▶ **Data provided**
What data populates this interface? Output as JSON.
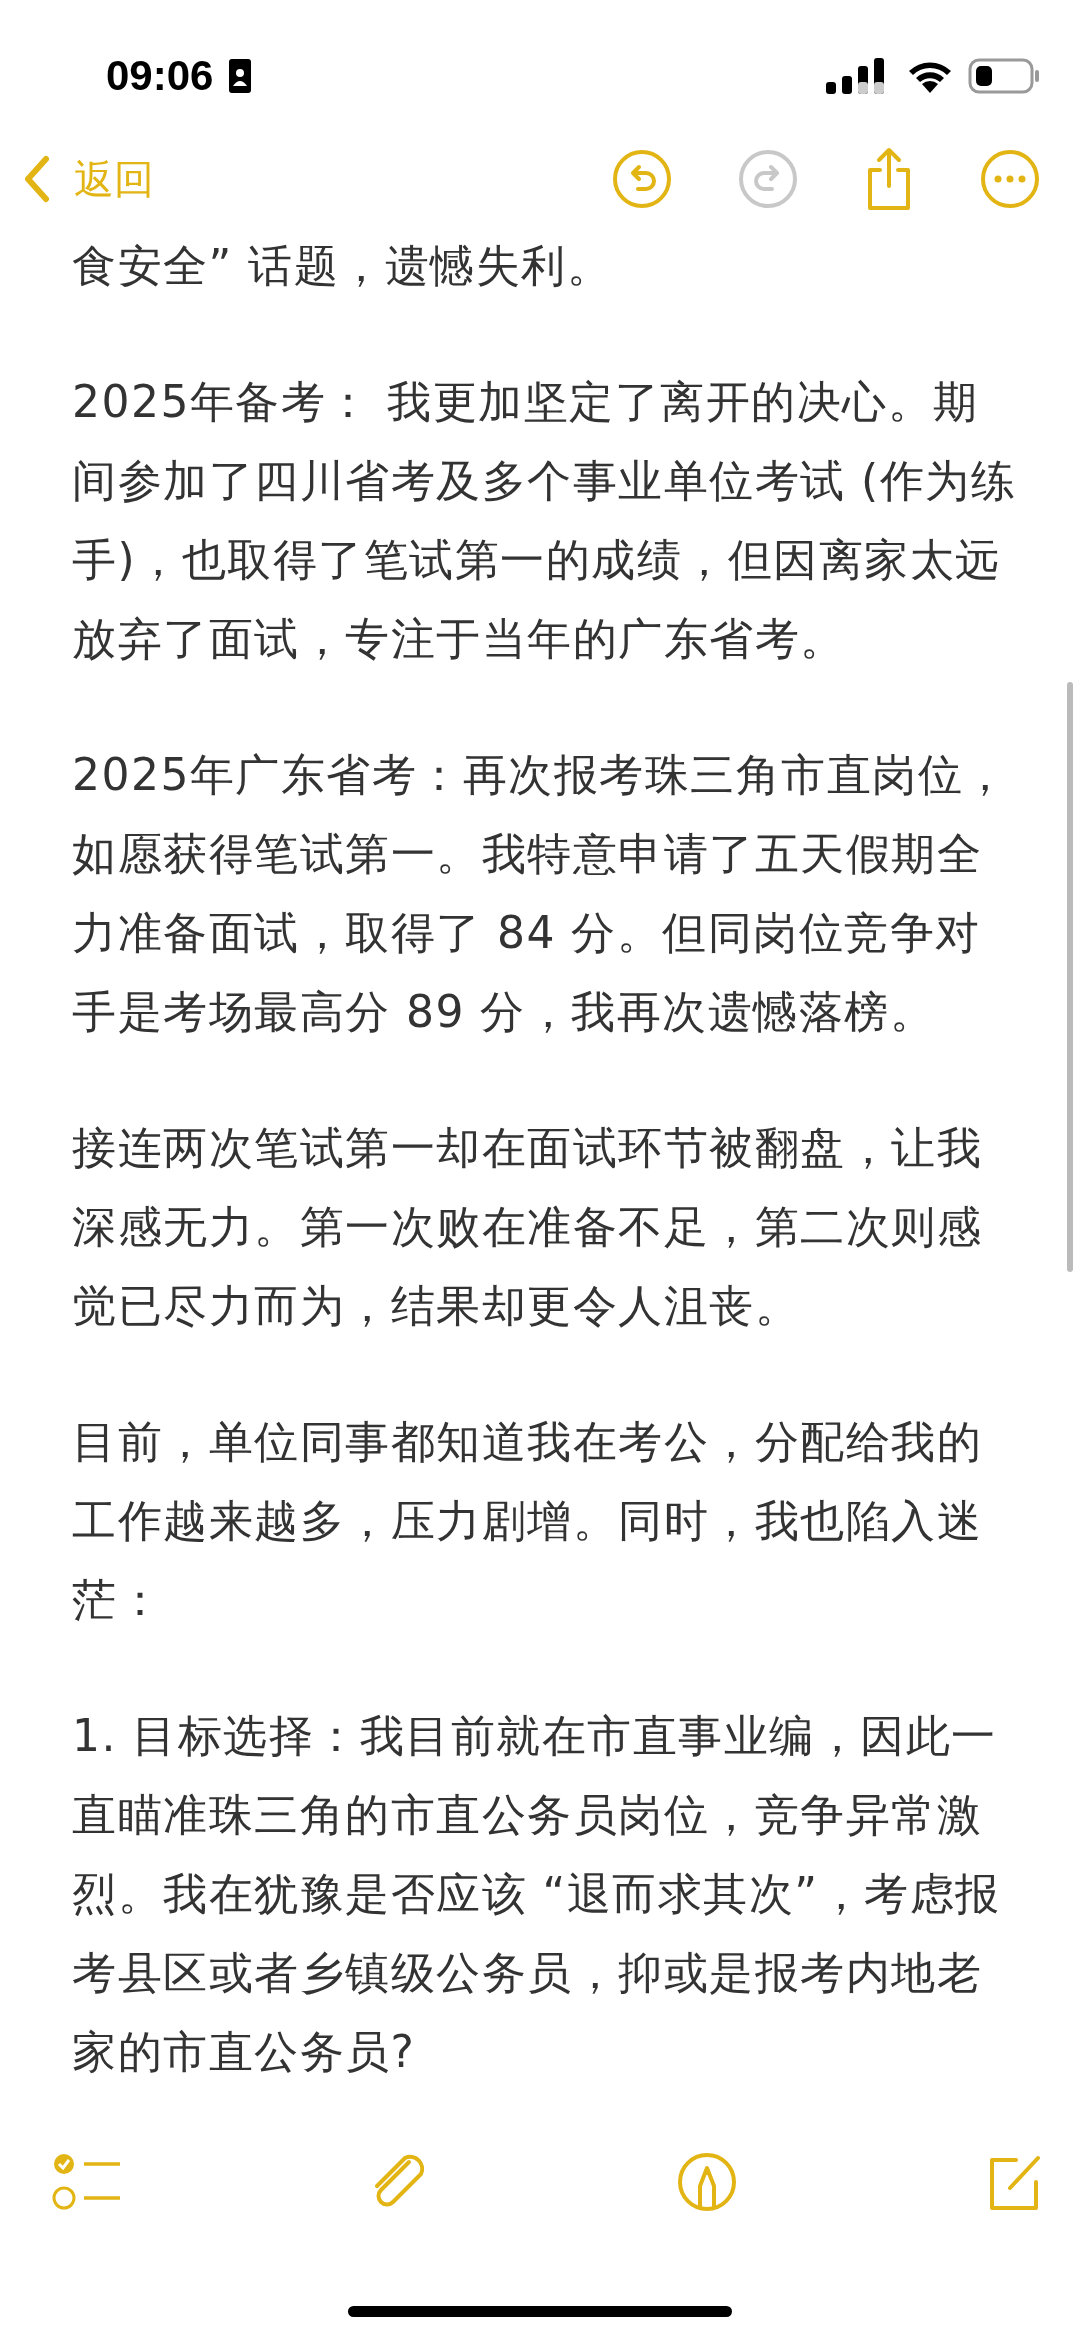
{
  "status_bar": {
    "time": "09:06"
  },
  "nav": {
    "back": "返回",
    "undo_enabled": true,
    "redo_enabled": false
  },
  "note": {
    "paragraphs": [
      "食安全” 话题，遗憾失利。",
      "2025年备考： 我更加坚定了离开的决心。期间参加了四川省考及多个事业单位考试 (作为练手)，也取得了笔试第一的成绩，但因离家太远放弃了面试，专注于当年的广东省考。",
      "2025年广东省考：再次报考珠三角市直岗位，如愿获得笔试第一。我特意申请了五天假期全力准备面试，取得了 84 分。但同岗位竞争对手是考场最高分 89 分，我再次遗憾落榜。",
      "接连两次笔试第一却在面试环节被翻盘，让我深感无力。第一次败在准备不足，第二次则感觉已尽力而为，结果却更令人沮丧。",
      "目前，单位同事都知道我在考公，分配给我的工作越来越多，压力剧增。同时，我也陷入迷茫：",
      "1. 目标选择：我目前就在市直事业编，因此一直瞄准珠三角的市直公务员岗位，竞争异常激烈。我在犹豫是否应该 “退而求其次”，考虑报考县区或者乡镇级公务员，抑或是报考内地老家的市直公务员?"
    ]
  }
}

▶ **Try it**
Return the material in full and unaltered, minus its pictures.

▶ **Finished exercise**
What data populates this interface? Output as JSON.
{
  "status_bar": {
    "time": "09:06"
  },
  "nav": {
    "back": "返回",
    "undo_enabled": true,
    "redo_enabled": false
  },
  "note": {
    "paragraphs": [
      "食安全” 话题，遗憾失利。",
      "2025年备考： 我更加坚定了离开的决心。期间参加了四川省考及多个事业单位考试 (作为练手)，也取得了笔试第一的成绩，但因离家太远放弃了面试，专注于当年的广东省考。",
      "2025年广东省考：再次报考珠三角市直岗位，如愿获得笔试第一。我特意申请了五天假期全力准备面试，取得了 84 分。但同岗位竞争对手是考场最高分 89 分，我再次遗憾落榜。",
      "接连两次笔试第一却在面试环节被翻盘，让我深感无力。第一次败在准备不足，第二次则感觉已尽力而为，结果却更令人沮丧。",
      "目前，单位同事都知道我在考公，分配给我的工作越来越多，压力剧增。同时，我也陷入迷茫：",
      "1. 目标选择：我目前就在市直事业编，因此一直瞄准珠三角的市直公务员岗位，竞争异常激烈。我在犹豫是否应该 “退而求其次”，考虑报考县区或者乡镇级公务员，抑或是报考内地老家的市直公务员?"
    ]
  }
}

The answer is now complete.